* [TASK STATEMENT]
Every line of the data below is to be given again as it appears, with the images removed.

MATERIALS PROVIDED Start Marker

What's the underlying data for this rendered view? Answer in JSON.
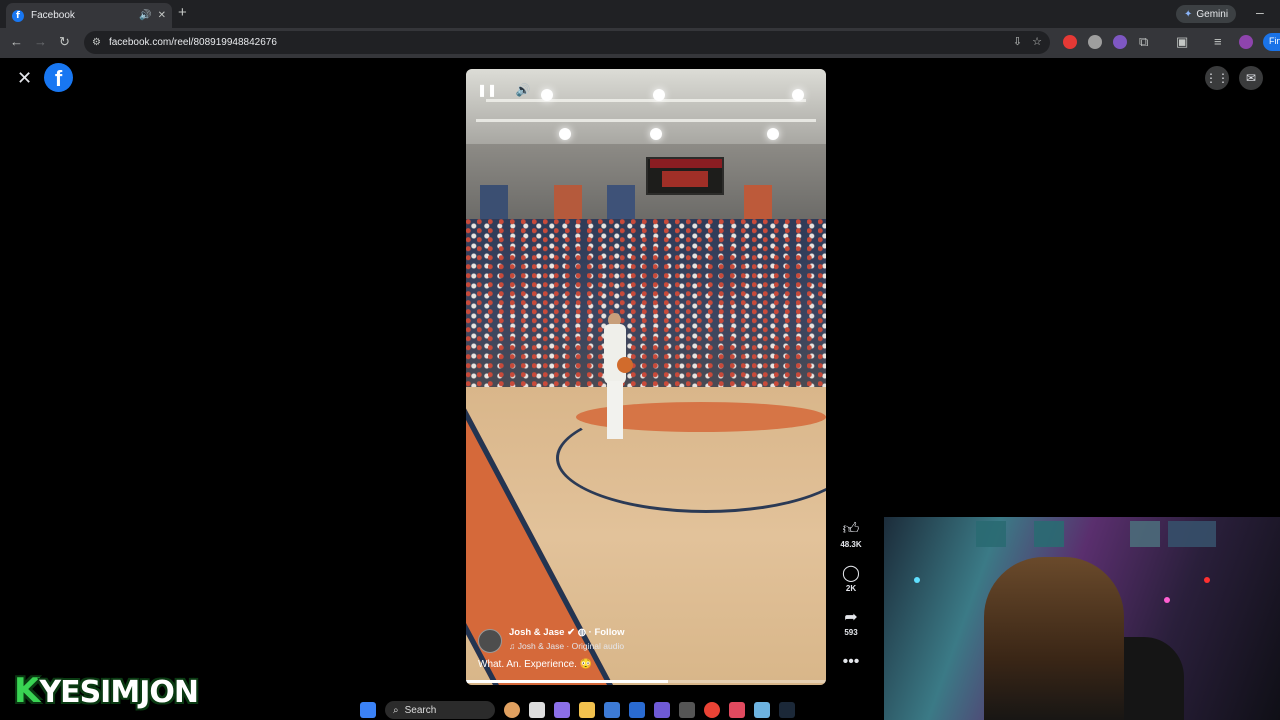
{
  "browser": {
    "tab": {
      "title": "Facebook",
      "favicon": "facebook-icon"
    },
    "url": "facebook.com/reel/808919948842676",
    "gemini_label": "Gemini",
    "profile_label": "Fin"
  },
  "reel": {
    "author": "Josh & Jase",
    "follow_label": "Follow",
    "audio": "Josh & Jase · Original audio",
    "caption": "What. An. Experience. 😳",
    "progress_fraction": 0.56,
    "actions": {
      "likes": "48.3K",
      "comments": "2K",
      "shares": "593"
    }
  },
  "overlay": {
    "streamer_initial": "K",
    "streamer_name": "YESIMJON"
  },
  "taskbar": {
    "search_label": "Search"
  },
  "colors": {
    "facebook_blue": "#1877f2",
    "streamer_green": "#39d353",
    "court_orange": "#d5693a",
    "court_navy": "#233451"
  }
}
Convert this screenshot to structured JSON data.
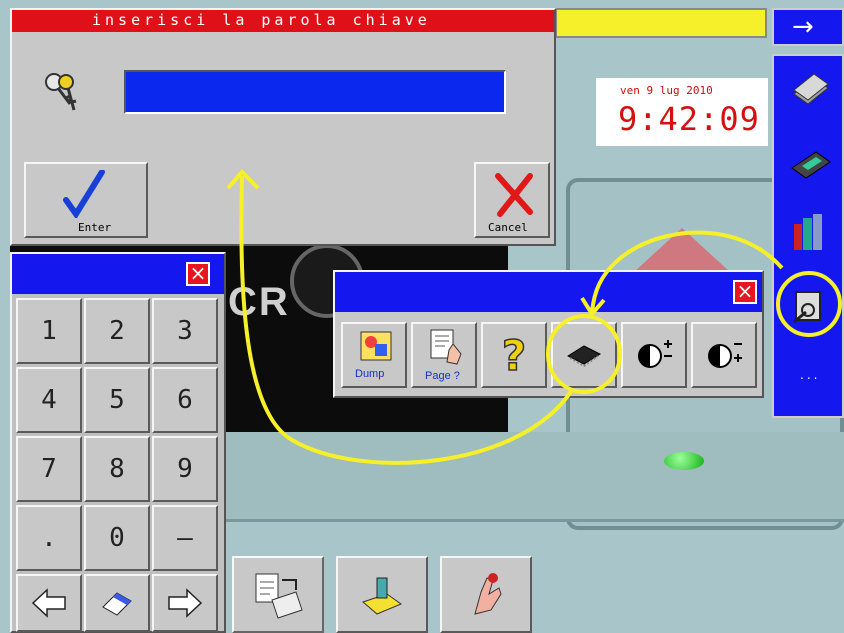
{
  "password_dialog": {
    "title": "inserisci la parola chiave",
    "enter_label": "Enter",
    "cancel_label": "Cancel"
  },
  "clock": {
    "date": "ven  9 lug 2010",
    "time": "9:42:09"
  },
  "keypad": {
    "keys": [
      "1",
      "2",
      "3",
      "4",
      "5",
      "6",
      "7",
      "8",
      "9",
      ".",
      "0",
      "–"
    ]
  },
  "tool_popup": {
    "dump_label": "Dump",
    "page_label": "Page ?",
    "help_glyph": "?"
  },
  "side_toolbar": {
    "arrow_glyph": "→",
    "more_label": "..."
  },
  "logo": {
    "text": "CR"
  },
  "colors": {
    "title_red": "#e01018",
    "panel_blue": "#1518ee",
    "field_blue": "#0a28ee",
    "highlight_yellow": "#f6f02a",
    "clock_red": "#d41010"
  }
}
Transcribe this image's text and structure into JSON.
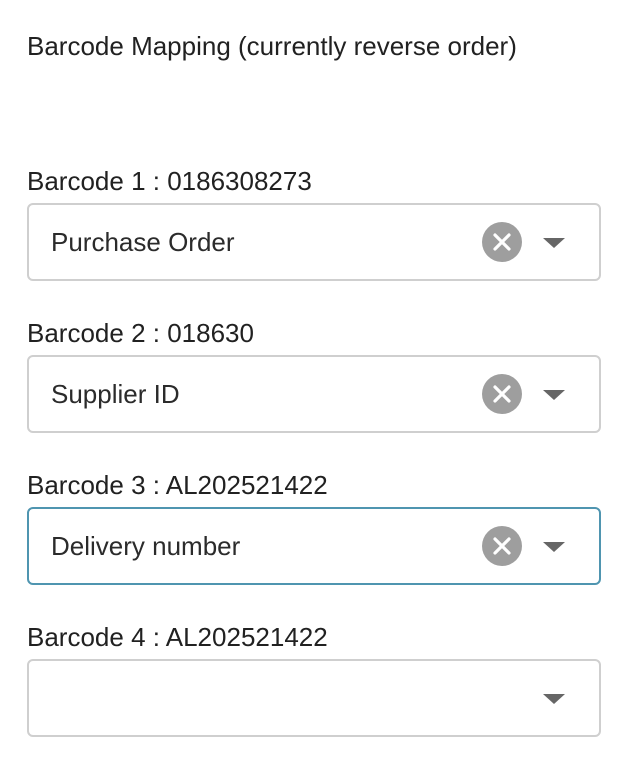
{
  "heading": "Barcode Mapping (currently reverse order)",
  "fields": [
    {
      "label": "Barcode 1 : 0186308273",
      "value": "Purchase Order"
    },
    {
      "label": "Barcode 2 : 018630",
      "value": "Supplier ID"
    },
    {
      "label": "Barcode 3 : AL202521422",
      "value": "Delivery number"
    },
    {
      "label": "Barcode 4 : AL202521422",
      "value": ""
    }
  ],
  "icons": {
    "clear": "clear-icon",
    "dropdown": "chevron-down-icon"
  },
  "colors": {
    "focus_border": "#4f95b0",
    "default_border": "#cfcfcf",
    "clear_icon_bg": "#9e9e9e",
    "dropdown_arrow": "#666666"
  }
}
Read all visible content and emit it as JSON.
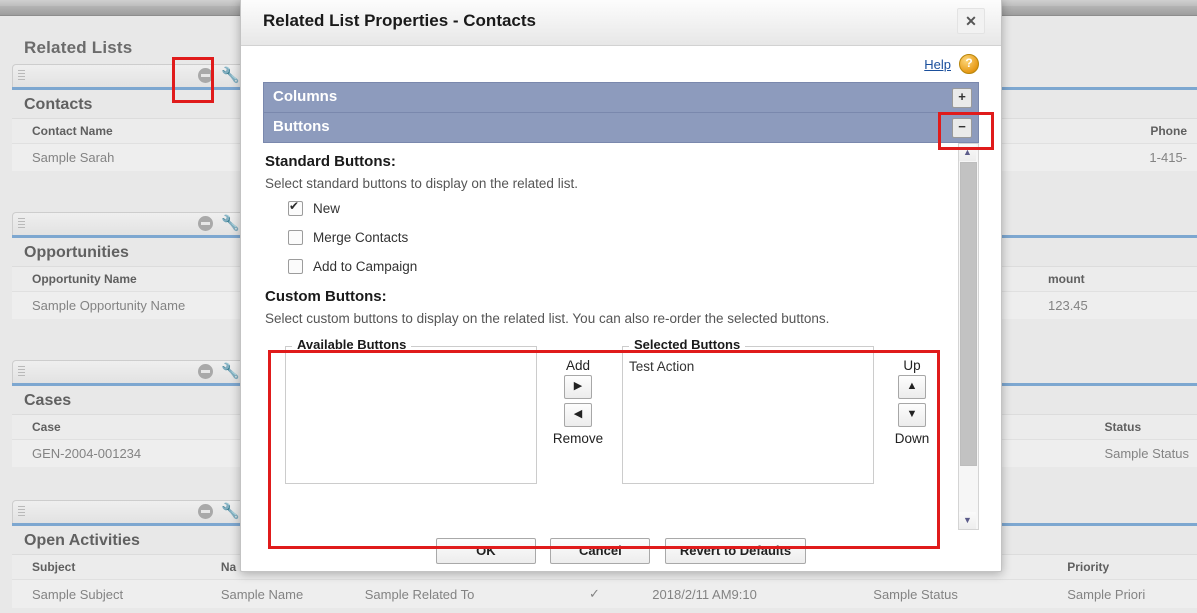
{
  "background": {
    "page_title": "Related Lists",
    "related_lists": [
      {
        "name": "Contacts",
        "columns": [
          "Contact Name",
          "Phone"
        ],
        "row": [
          "Sample Sarah",
          "1-415-"
        ]
      },
      {
        "name": "Opportunities",
        "columns": [
          "Opportunity Name",
          "mount"
        ],
        "row": [
          "Sample Opportunity Name",
          "123.45"
        ]
      },
      {
        "name": "Cases",
        "columns": [
          "Case",
          "Status"
        ],
        "row": [
          "GEN-2004-001234",
          "Sample Status"
        ]
      },
      {
        "name": "Open Activities",
        "columns": [
          "Subject",
          "Na",
          "",
          "",
          "",
          "",
          "Priority"
        ],
        "row": [
          "Sample Subject",
          "Sample Name",
          "Sample Related To",
          "✓",
          "2018/2/11 AM9:10",
          "Sample Status",
          "Sample Priori"
        ]
      }
    ],
    "icons": {
      "minus": "collapse-icon",
      "wrench": "wrench-icon",
      "grip": "drag-handle-icon"
    }
  },
  "dialog": {
    "title": "Related List Properties - Contacts",
    "close_label": "✕",
    "help_label": "Help",
    "help_icon_label": "?",
    "sections": [
      {
        "label": "Columns",
        "toggle": "+",
        "expanded": false
      },
      {
        "label": "Buttons",
        "toggle": "−",
        "expanded": true
      }
    ],
    "standard": {
      "heading": "Standard Buttons:",
      "description": "Select standard buttons to display on the related list.",
      "checkboxes": [
        {
          "label": "New",
          "checked": true
        },
        {
          "label": "Merge Contacts",
          "checked": false
        },
        {
          "label": "Add to Campaign",
          "checked": false
        }
      ]
    },
    "custom": {
      "heading": "Custom Buttons:",
      "description": "Select custom buttons to display on the related list. You can also re-order the selected buttons.",
      "available_legend": "Available Buttons",
      "available_items": [],
      "selected_legend": "Selected Buttons",
      "selected_items": [
        "Test Action"
      ],
      "add_label": "Add",
      "add_arrow": "▶",
      "remove_label": "Remove",
      "remove_arrow": "◀",
      "up_label": "Up",
      "up_arrow": "▲",
      "down_label": "Down",
      "down_arrow": "▼"
    },
    "footer": {
      "ok": "OK",
      "cancel": "Cancel",
      "revert": "Revert to Defaults"
    },
    "scrollbar": {
      "up_arrow": "▲",
      "down_arrow": "▼"
    }
  },
  "annotations": {
    "accent_color": "#e01b1b",
    "boxes": [
      "wrench-icon-highlight",
      "buttons-collapse-toggle-highlight",
      "custom-buttons-picker-highlight"
    ]
  }
}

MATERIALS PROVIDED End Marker

* [RESPONSE AREA]
What's the underlying data for this rendered view? Answer in JSON.
{
  "browser": {
    "tab": {
      "title": "Facebook",
      "favicon": "facebook-icon"
    },
    "url": "facebook.com/reel/808919948842676",
    "gemini_label": "Gemini",
    "profile_label": "Fin"
  },
  "reel": {
    "author": "Josh & Jase",
    "follow_label": "Follow",
    "audio": "Josh & Jase · Original audio",
    "caption": "What. An. Experience. 😳",
    "progress_fraction": 0.56,
    "actions": {
      "likes": "48.3K",
      "comments": "2K",
      "shares": "593"
    }
  },
  "overlay": {
    "streamer_initial": "K",
    "streamer_name": "YESIMJON"
  },
  "taskbar": {
    "search_label": "Search"
  },
  "colors": {
    "facebook_blue": "#1877f2",
    "streamer_green": "#39d353",
    "court_orange": "#d5693a",
    "court_navy": "#233451"
  }
}
Convert this screenshot to structured JSON data.
{
  "password_dialog": {
    "title": "inserisci la parola chiave",
    "enter_label": "Enter",
    "cancel_label": "Cancel"
  },
  "clock": {
    "date": "ven  9 lug 2010",
    "time": "9:42:09"
  },
  "keypad": {
    "keys": [
      "1",
      "2",
      "3",
      "4",
      "5",
      "6",
      "7",
      "8",
      "9",
      ".",
      "0",
      "–"
    ]
  },
  "tool_popup": {
    "dump_label": "Dump",
    "page_label": "Page ?",
    "help_glyph": "?"
  },
  "side_toolbar": {
    "arrow_glyph": "→",
    "more_label": "..."
  },
  "logo": {
    "text": "CR"
  },
  "colors": {
    "title_red": "#e01018",
    "panel_blue": "#1518ee",
    "field_blue": "#0a28ee",
    "highlight_yellow": "#f6f02a",
    "clock_red": "#d41010"
  }
}
Transcribe this image's text and structure into JSON.
{
  "heading": "Barcode Mapping (currently reverse order)",
  "fields": [
    {
      "label": "Barcode 1 : 0186308273",
      "value": "Purchase Order"
    },
    {
      "label": "Barcode 2 : 018630",
      "value": "Supplier ID"
    },
    {
      "label": "Barcode 3 : AL202521422",
      "value": "Delivery number"
    },
    {
      "label": "Barcode 4 : AL202521422",
      "value": ""
    }
  ],
  "icons": {
    "clear": "clear-icon",
    "dropdown": "chevron-down-icon"
  },
  "colors": {
    "focus_border": "#4f95b0",
    "default_border": "#cfcfcf",
    "clear_icon_bg": "#9e9e9e",
    "dropdown_arrow": "#666666"
  }
}
Read all visible content and emit it as JSON.
{
  "background": {
    "page_title": "Related Lists",
    "related_lists": [
      {
        "name": "Contacts",
        "columns": [
          "Contact Name",
          "Phone"
        ],
        "row": [
          "Sample Sarah",
          "1-415-"
        ]
      },
      {
        "name": "Opportunities",
        "columns": [
          "Opportunity Name",
          "mount"
        ],
        "row": [
          "Sample Opportunity Name",
          "123.45"
        ]
      },
      {
        "name": "Cases",
        "columns": [
          "Case",
          "Status"
        ],
        "row": [
          "GEN-2004-001234",
          "Sample Status"
        ]
      },
      {
        "name": "Open Activities",
        "columns": [
          "Subject",
          "Na",
          "",
          "",
          "",
          "",
          "Priority"
        ],
        "row": [
          "Sample Subject",
          "Sample Name",
          "Sample Related To",
          "✓",
          "2018/2/11 AM9:10",
          "Sample Status",
          "Sample Priori"
        ]
      }
    ],
    "icons": {
      "minus": "collapse-icon",
      "wrench": "wrench-icon",
      "grip": "drag-handle-icon"
    }
  },
  "dialog": {
    "title": "Related List Properties - Contacts",
    "close_label": "✕",
    "help_label": "Help",
    "help_icon_label": "?",
    "sections": [
      {
        "label": "Columns",
        "toggle": "+",
        "expanded": false
      },
      {
        "label": "Buttons",
        "toggle": "−",
        "expanded": true
      }
    ],
    "standard": {
      "heading": "Standard Buttons:",
      "description": "Select standard buttons to display on the related list.",
      "checkboxes": [
        {
          "label": "New",
          "checked": true
        },
        {
          "label": "Merge Contacts",
          "checked": false
        },
        {
          "label": "Add to Campaign",
          "checked": false
        }
      ]
    },
    "custom": {
      "heading": "Custom Buttons:",
      "description": "Select custom buttons to display on the related list. You can also re-order the selected buttons.",
      "available_legend": "Available Buttons",
      "available_items": [],
      "selected_legend": "Selected Buttons",
      "selected_items": [
        "Test Action"
      ],
      "add_label": "Add",
      "add_arrow": "▶",
      "remove_label": "Remove",
      "remove_arrow": "◀",
      "up_label": "Up",
      "up_arrow": "▲",
      "down_label": "Down",
      "down_arrow": "▼"
    },
    "footer": {
      "ok": "OK",
      "cancel": "Cancel",
      "revert": "Revert to Defaults"
    },
    "scrollbar": {
      "up_arrow": "▲",
      "down_arrow": "▼"
    }
  },
  "annotations": {
    "accent_color": "#e01b1b",
    "boxes": [
      "wrench-icon-highlight",
      "buttons-collapse-toggle-highlight",
      "custom-buttons-picker-highlight"
    ]
  }
}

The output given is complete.